Stored dataset items
Content starts

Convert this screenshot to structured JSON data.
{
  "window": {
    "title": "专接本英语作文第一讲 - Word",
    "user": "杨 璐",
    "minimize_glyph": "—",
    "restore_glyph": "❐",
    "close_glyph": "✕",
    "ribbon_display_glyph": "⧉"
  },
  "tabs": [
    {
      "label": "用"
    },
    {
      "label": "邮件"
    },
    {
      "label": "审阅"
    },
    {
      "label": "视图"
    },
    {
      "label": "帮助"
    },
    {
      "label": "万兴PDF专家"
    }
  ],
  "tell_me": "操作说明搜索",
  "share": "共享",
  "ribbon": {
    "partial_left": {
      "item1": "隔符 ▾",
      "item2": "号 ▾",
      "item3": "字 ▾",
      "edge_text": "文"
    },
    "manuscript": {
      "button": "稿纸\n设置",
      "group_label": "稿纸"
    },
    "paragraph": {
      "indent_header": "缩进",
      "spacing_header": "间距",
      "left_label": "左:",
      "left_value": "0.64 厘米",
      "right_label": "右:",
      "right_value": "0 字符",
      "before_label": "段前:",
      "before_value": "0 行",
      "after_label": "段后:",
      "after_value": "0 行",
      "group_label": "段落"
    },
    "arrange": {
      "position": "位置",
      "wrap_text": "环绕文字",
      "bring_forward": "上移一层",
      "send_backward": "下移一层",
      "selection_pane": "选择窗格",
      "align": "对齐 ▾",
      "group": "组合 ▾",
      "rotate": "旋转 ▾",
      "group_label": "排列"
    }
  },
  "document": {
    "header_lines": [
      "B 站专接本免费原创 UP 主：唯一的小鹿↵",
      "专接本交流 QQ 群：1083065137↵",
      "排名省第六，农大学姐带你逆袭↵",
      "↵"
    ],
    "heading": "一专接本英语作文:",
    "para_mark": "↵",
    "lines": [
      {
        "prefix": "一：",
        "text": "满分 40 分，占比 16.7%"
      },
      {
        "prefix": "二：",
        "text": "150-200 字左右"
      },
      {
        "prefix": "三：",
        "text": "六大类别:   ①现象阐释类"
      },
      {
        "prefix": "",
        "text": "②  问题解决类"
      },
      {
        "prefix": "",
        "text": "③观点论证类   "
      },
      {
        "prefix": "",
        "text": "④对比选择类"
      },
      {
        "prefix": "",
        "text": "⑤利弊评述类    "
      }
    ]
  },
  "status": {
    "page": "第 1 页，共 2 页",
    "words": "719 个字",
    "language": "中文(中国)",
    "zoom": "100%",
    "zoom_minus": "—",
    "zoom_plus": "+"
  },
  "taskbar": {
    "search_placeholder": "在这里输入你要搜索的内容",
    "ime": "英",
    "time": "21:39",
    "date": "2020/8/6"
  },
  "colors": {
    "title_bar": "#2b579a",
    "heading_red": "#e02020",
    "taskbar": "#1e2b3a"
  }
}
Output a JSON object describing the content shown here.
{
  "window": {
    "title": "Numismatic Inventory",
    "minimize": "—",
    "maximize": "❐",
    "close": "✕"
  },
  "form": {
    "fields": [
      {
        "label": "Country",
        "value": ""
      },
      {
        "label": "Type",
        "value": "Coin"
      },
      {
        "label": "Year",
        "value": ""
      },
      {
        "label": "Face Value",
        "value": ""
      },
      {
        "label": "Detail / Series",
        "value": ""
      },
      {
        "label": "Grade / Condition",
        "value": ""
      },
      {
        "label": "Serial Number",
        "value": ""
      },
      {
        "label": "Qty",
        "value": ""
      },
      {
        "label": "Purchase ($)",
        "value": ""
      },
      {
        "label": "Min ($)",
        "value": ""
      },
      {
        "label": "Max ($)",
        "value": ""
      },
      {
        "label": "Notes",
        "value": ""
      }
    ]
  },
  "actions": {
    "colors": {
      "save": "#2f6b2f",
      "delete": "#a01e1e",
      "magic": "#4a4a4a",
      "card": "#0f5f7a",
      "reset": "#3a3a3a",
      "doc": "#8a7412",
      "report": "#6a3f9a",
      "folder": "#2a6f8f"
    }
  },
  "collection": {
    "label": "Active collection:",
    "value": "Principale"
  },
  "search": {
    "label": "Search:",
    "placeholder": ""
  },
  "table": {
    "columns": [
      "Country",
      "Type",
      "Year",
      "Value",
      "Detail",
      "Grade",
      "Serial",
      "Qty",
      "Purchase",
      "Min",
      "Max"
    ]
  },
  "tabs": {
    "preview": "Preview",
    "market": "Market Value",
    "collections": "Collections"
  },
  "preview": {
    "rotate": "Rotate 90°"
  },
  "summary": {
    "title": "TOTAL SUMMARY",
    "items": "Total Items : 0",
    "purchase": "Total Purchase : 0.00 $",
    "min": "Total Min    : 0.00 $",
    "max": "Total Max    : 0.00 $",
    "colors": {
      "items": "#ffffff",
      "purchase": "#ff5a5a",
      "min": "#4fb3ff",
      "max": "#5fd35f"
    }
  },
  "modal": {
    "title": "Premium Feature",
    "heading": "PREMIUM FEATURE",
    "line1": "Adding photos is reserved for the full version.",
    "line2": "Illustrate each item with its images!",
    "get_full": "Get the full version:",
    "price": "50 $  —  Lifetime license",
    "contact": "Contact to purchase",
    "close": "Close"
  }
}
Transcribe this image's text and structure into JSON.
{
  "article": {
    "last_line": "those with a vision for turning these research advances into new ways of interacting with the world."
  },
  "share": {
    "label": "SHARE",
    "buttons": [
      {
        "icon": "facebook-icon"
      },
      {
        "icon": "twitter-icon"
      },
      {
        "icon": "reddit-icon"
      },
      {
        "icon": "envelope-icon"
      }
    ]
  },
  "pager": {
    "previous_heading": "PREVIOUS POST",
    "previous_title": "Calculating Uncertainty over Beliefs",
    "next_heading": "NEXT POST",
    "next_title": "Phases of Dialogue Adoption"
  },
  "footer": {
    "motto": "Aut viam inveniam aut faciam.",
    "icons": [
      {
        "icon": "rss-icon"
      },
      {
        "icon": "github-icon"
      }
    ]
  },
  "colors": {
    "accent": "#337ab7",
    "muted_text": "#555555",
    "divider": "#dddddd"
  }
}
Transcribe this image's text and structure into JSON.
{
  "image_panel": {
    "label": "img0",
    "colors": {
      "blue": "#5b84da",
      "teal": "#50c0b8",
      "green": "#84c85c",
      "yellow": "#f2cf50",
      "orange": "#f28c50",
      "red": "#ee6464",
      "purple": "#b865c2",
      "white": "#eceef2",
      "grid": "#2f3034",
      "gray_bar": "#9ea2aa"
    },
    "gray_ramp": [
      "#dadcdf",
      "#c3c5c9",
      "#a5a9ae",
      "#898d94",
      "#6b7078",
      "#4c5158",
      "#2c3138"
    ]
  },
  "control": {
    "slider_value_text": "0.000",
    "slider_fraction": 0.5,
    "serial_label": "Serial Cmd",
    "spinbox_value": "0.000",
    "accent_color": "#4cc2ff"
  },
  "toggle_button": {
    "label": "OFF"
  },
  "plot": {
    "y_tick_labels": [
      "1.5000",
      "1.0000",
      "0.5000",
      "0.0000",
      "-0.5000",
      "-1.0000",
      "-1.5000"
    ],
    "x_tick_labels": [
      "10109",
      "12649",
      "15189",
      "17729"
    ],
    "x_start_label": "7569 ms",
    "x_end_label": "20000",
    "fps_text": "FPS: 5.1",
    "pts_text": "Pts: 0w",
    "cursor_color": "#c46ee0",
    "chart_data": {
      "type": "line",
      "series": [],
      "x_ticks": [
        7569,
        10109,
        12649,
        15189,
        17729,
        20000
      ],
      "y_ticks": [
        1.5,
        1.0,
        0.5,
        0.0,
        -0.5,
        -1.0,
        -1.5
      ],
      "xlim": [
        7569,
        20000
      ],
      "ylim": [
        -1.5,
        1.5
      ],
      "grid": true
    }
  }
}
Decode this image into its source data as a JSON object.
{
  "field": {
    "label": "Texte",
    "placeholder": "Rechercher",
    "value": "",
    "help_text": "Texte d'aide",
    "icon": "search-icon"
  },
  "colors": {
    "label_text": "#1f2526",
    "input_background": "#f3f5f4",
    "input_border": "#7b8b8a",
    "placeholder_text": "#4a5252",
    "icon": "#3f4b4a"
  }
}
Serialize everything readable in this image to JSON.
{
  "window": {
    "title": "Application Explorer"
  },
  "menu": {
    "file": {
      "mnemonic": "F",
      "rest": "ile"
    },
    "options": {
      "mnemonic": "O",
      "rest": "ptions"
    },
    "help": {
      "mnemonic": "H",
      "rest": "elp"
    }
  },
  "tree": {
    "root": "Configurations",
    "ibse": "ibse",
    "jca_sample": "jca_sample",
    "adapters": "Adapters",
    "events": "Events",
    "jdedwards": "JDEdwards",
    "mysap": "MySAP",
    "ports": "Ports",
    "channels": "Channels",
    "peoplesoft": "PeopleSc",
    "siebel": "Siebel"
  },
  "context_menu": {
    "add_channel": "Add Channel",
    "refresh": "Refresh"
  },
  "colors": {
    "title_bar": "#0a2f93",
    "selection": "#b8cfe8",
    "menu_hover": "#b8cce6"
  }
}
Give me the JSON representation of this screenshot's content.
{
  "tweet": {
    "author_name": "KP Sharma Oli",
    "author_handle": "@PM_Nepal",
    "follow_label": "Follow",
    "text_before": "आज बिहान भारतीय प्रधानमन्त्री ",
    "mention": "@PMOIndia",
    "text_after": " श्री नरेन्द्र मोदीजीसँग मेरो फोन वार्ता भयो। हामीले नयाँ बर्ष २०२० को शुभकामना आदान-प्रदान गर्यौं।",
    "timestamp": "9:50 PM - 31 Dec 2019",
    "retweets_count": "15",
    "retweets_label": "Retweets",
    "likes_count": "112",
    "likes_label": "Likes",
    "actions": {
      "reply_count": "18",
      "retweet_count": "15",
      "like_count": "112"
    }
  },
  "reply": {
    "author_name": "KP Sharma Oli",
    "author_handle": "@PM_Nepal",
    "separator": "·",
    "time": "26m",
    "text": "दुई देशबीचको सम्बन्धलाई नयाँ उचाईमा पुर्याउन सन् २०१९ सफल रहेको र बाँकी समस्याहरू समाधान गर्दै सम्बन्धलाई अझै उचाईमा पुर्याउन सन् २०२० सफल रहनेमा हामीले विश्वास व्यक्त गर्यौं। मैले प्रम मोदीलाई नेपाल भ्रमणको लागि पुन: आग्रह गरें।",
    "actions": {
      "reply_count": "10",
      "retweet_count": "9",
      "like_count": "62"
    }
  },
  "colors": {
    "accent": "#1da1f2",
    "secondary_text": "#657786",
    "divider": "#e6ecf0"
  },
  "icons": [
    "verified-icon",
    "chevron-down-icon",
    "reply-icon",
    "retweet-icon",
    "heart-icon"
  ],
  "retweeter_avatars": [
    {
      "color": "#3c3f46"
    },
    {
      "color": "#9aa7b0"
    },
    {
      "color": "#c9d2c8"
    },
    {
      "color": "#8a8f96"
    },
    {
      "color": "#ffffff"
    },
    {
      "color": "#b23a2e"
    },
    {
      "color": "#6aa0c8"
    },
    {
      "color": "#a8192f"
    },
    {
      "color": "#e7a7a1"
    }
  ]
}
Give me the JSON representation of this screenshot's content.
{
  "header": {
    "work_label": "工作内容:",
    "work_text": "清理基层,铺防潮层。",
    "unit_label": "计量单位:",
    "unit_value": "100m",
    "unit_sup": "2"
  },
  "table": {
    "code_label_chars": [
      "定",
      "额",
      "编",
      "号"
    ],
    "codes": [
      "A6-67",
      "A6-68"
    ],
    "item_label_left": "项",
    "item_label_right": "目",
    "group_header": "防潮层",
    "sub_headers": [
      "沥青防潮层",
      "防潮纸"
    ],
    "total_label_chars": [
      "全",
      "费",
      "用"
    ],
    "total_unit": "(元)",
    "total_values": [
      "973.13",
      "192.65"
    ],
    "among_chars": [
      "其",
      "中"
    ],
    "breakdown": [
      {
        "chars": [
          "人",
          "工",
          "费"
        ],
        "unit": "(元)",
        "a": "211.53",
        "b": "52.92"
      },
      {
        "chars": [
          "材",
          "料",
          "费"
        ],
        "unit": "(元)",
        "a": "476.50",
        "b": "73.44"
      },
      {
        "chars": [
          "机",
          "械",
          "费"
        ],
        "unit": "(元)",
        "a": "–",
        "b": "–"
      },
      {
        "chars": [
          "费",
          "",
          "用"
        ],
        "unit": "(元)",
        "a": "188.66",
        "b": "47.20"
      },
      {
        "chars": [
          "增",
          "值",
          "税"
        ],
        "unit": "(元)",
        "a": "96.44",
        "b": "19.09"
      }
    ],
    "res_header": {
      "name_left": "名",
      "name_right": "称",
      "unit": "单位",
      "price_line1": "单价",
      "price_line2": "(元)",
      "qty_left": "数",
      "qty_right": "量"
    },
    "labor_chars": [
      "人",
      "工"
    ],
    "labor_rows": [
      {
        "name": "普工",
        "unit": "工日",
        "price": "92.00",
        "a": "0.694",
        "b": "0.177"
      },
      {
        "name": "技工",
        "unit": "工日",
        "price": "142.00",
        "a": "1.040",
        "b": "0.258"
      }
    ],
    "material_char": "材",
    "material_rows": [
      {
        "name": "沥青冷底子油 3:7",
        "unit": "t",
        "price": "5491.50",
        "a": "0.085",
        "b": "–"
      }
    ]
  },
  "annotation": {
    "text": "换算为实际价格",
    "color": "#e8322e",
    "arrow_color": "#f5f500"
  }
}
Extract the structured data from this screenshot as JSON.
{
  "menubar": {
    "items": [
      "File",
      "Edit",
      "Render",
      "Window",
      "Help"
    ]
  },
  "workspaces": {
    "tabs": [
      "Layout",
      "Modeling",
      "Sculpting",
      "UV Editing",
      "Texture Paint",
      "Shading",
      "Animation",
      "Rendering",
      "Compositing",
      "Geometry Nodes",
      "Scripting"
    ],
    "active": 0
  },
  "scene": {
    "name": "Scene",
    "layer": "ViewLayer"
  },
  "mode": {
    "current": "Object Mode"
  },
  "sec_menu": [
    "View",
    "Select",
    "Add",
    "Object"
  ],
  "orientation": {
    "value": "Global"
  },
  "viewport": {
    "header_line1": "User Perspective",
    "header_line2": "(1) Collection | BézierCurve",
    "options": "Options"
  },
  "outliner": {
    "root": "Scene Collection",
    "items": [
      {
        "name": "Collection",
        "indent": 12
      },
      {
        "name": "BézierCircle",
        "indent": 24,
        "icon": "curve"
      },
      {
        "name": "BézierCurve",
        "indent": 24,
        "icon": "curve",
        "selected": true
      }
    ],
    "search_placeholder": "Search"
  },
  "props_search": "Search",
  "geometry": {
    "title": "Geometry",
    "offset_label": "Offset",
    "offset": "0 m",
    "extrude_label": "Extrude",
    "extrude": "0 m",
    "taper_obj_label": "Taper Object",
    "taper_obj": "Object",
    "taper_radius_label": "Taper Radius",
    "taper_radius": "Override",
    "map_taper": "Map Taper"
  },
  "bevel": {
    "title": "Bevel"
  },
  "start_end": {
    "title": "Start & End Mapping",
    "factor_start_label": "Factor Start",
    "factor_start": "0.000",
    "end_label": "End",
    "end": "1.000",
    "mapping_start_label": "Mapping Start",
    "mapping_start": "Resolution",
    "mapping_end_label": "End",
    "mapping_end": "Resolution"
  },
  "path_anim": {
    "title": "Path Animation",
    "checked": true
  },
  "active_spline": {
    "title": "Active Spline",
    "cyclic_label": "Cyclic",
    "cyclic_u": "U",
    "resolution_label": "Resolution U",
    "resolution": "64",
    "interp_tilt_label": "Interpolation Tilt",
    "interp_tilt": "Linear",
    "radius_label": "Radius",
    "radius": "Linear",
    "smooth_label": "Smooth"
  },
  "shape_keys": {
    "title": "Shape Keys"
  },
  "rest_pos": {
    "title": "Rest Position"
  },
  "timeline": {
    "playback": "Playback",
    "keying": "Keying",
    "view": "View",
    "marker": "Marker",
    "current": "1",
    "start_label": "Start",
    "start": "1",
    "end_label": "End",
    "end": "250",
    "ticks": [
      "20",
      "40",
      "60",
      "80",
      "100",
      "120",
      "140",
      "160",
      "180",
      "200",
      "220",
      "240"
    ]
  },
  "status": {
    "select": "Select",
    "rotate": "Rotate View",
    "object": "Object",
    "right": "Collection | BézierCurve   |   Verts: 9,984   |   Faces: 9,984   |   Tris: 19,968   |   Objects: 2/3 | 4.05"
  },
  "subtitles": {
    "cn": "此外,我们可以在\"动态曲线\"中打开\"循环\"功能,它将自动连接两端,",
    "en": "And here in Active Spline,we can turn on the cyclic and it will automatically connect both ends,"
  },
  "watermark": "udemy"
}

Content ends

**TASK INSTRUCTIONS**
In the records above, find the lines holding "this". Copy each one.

**OUTPUT**
Convert this screenshot to structured JSON data.
Transcribe this image's text and structure into JSON.
Transcribe this image's text and structure into JSON.
Decode this image into its source data as a JSON object.
Serialize everything readable in this image to JSON.
Give me the JSON representation of this screenshot's content.
Give me the JSON representation of this screenshot's content.
Extract the structured data from this screenshot as JSON.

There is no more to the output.